South Georgia is a subantarctic island and one of the most extreme environments. Only a small handful of sailors dare make the daring 800-mile trip from the nearest civilization, but the rewards are outstanding. Here are the top 3 things to know about sailing in South Georgia.
1.) The scenery is spectacular
South Georgia has landscapes that you think are reserved for fantasies only. Giant, steep-sided mountains jut out of the ocean in a way that is unrivaled with intimidation. The snowy mountain tops are so pointy they are like sharp teeth. In the winter, South Georgia is covered in snow and ice, and it is all shades of white, grey, black, and blue. But in summer, it surprisingly gives way to patches of the most luscious green and occasional sandy beaches.
There are old shipwrecks with their masts still standing high and harpoons rusted beyond recognition yet poised at the ready. You will also find abandoned whaling factories and discarded cauldrons for boiling whale and seal blubber. I didn’t take many snaps, but the sights, sounds, and smells are etched in my memory. As you sail along the coast, each bay reveals something new. A calving glacier, a cave, a group of rare seals with their pups, and a resident iceberg parked on a submerged rock will be something to surprise you every day and every corner.
2.) The wind is brutal
That’s right. It might take 3-4 days to arrive in South Georgia if you sail from Stanley, Falkland Islands. With the winds forcefully pushing you along. You’ll likely make good speed and experience the tremendous southern ocean swell. We found it thrilling, but many of our guests do not, and most only surface from their bunks for a meal here and there. Also, once you arrive, the game’s not over.

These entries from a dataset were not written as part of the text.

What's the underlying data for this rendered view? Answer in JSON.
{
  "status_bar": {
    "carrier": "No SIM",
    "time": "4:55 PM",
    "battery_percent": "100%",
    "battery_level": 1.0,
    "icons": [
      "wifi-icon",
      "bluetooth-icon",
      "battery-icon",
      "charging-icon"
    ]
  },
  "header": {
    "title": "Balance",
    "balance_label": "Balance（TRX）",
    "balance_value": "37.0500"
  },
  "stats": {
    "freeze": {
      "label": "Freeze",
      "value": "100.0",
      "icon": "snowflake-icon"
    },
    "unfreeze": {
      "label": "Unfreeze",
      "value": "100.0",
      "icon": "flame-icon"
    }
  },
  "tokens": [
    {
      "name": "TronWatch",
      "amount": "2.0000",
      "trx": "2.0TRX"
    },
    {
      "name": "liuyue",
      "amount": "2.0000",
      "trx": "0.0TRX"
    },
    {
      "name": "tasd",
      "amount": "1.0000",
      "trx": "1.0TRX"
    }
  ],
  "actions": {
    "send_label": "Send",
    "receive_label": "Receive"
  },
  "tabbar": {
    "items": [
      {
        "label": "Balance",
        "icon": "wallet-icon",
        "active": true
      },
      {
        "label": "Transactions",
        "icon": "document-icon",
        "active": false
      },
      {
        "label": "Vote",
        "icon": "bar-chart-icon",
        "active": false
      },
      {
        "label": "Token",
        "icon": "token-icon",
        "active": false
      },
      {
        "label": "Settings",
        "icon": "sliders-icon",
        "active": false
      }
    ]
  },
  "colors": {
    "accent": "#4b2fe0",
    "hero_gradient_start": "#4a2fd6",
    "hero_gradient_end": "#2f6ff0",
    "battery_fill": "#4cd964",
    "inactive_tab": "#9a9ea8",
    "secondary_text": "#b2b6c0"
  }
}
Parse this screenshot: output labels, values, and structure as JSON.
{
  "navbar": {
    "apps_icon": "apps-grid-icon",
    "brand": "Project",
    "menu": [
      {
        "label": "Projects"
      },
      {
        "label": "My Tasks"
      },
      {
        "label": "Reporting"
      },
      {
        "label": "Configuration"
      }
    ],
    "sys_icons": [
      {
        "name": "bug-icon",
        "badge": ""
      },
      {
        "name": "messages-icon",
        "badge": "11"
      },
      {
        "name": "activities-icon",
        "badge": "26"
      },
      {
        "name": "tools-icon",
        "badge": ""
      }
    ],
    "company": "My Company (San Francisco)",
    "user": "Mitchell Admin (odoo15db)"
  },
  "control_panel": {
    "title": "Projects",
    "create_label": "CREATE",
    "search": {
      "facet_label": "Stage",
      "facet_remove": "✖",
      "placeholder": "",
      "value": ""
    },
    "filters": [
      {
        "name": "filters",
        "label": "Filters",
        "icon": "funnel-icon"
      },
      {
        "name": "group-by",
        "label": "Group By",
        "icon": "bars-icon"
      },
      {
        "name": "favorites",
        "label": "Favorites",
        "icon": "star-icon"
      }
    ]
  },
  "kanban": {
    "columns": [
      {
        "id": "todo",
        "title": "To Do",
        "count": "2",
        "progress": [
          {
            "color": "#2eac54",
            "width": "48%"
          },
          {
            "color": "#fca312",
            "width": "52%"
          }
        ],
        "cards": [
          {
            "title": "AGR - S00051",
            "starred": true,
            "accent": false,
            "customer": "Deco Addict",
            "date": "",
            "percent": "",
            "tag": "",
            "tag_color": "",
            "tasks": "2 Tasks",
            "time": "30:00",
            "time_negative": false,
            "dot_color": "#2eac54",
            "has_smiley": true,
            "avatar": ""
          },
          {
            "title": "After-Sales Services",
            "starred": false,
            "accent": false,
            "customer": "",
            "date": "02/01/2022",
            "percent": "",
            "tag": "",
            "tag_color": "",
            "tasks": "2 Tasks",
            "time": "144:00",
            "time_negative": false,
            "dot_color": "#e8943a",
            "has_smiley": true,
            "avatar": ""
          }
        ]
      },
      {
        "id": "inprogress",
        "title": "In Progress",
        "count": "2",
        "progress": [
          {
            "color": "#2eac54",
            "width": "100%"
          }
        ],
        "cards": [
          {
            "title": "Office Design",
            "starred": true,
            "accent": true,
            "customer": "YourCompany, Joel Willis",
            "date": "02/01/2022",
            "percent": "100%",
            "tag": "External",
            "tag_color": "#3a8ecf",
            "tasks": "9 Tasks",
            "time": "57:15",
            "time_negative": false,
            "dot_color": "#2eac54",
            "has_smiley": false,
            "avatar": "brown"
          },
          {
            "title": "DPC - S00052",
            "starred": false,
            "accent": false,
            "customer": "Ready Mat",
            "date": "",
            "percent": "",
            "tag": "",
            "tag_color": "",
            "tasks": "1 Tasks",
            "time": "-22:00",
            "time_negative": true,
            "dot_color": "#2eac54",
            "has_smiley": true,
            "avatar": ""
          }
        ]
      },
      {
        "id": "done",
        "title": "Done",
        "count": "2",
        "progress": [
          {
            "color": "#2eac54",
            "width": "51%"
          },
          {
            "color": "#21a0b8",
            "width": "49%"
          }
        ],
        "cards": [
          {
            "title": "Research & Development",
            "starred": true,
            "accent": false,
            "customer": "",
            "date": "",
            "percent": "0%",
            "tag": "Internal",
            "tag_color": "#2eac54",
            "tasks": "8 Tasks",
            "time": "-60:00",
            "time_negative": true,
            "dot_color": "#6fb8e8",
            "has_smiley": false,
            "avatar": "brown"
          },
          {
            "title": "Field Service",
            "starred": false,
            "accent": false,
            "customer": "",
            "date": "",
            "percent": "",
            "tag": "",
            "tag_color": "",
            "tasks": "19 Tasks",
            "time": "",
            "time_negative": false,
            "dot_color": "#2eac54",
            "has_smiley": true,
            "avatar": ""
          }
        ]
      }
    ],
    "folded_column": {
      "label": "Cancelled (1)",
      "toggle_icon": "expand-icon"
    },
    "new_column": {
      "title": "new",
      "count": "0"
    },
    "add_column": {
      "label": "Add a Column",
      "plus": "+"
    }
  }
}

There are still regular storms to take shelter from, and williwaws charge down into the anchorages… That’s right. Williwaws. Katabatic winds rush down the sides of the mountains at a speed of 60 knots+ daily. Hold on tight, as these winds will threaten to sweep you right off the deck! The good news is that the anchorages tend to have excellent holding with thick mud that is good and grippy. An oversized anchor of one of the newer models is an essential piece of equipment in this part of the world.
3.) The wildlife is …. Wild!
The wildlife is wild, alright. There’s so much of it; it’s noisy and does not care about us humans. They are perilously underexposed to human activity, making for a strange experience for us! They wander aimlessly in front of you or even right up to you. The beaches thrive with activities from penguins to fur seals, elephant seals, giant petrels, albatross, and more. They are all competing for space, mates, and food, and boy, they make a fuss about it. It can be pretty overwhelming to look at adorable king penguin chicks one moment and spot a giant petrel pecking an elephant seal pup’s eyes out the next. Meanwhile, don’t stay facing one direction for too long, or a fur seal might sneak up on you and try to attack.
Just in case, you carry a seal bite kit since a snatch could cause an infection so severe it could kill you in hours. The laws are that you must stay 5 meters away from any animal, but the best way to experience the wildlife is to find a spot uphill and away from the crowds. Bring some binoculars and a hot flask, and you will be surprised at the array of stories unfolding in front of you. Even from the anchor on the boat, you can see the big males fighting on the beaches, penguins and seals swimming by, albatross flying overhead, and occasionally whales to be spotted.
Learn from the professionals: Charly, Edd, and their team of instructors at Ardent Training have had some of the most exciting careers in the industry, including working aboard Skip Novak’s Pelagic Australis. In addition, they run their own business teaching online RYA theory courses. Sign up for a free trial RYA Day Skipper theory course here.